## DATASET RECORDS
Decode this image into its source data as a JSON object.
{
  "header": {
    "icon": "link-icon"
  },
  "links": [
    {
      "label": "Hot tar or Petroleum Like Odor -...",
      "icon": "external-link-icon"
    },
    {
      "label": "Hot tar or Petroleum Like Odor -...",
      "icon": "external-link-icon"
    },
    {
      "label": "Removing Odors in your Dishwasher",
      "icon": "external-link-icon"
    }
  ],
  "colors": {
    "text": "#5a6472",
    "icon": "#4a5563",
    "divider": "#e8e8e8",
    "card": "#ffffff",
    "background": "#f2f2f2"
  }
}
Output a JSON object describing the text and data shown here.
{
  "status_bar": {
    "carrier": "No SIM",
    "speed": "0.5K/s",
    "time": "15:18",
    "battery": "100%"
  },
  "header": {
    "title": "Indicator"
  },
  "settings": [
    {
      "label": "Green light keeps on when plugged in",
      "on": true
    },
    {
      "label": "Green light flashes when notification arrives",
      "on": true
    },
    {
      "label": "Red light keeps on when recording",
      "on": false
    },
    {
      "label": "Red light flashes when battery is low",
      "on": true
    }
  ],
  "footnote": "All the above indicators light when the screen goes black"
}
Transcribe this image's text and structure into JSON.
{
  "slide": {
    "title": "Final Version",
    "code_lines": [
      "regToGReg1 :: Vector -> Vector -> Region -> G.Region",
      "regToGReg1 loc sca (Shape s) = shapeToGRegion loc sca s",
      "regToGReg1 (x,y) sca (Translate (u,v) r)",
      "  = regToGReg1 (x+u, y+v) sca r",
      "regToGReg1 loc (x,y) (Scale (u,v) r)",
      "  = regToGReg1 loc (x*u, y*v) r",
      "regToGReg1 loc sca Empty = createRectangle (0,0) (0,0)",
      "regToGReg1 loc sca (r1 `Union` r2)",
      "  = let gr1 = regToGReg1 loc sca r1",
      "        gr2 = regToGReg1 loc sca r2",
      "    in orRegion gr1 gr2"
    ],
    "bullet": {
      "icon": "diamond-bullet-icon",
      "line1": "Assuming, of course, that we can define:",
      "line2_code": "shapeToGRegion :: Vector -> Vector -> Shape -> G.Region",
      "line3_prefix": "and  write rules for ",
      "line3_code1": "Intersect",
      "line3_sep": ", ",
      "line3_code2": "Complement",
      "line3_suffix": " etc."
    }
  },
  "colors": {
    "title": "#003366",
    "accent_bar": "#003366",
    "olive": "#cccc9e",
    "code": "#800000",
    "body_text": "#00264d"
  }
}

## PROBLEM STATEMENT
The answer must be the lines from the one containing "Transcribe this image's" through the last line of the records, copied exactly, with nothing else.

## EXERCISE ANSWER
Transcribe this image's text and structure into JSON.
{
  "slide": {
    "title": "Final Version",
    "code_lines": [
      "regToGReg1 :: Vector -> Vector -> Region -> G.Region",
      "regToGReg1 loc sca (Shape s) = shapeToGRegion loc sca s",
      "regToGReg1 (x,y) sca (Translate (u,v) r)",
      "  = regToGReg1 (x+u, y+v) sca r",
      "regToGReg1 loc (x,y) (Scale (u,v) r)",
      "  = regToGReg1 loc (x*u, y*v) r",
      "regToGReg1 loc sca Empty = createRectangle (0,0) (0,0)",
      "regToGReg1 loc sca (r1 `Union` r2)",
      "  = let gr1 = regToGReg1 loc sca r1",
      "        gr2 = regToGReg1 loc sca r2",
      "    in orRegion gr1 gr2"
    ],
    "bullet": {
      "icon": "diamond-bullet-icon",
      "line1": "Assuming, of course, that we can define:",
      "line2_code": "shapeToGRegion :: Vector -> Vector -> Shape -> G.Region",
      "line3_prefix": "and  write rules for ",
      "line3_code1": "Intersect",
      "line3_sep": ", ",
      "line3_code2": "Complement",
      "line3_suffix": " etc."
    }
  },
  "colors": {
    "title": "#003366",
    "accent_bar": "#003366",
    "olive": "#cccc9e",
    "code": "#800000",
    "body_text": "#00264d"
  }
}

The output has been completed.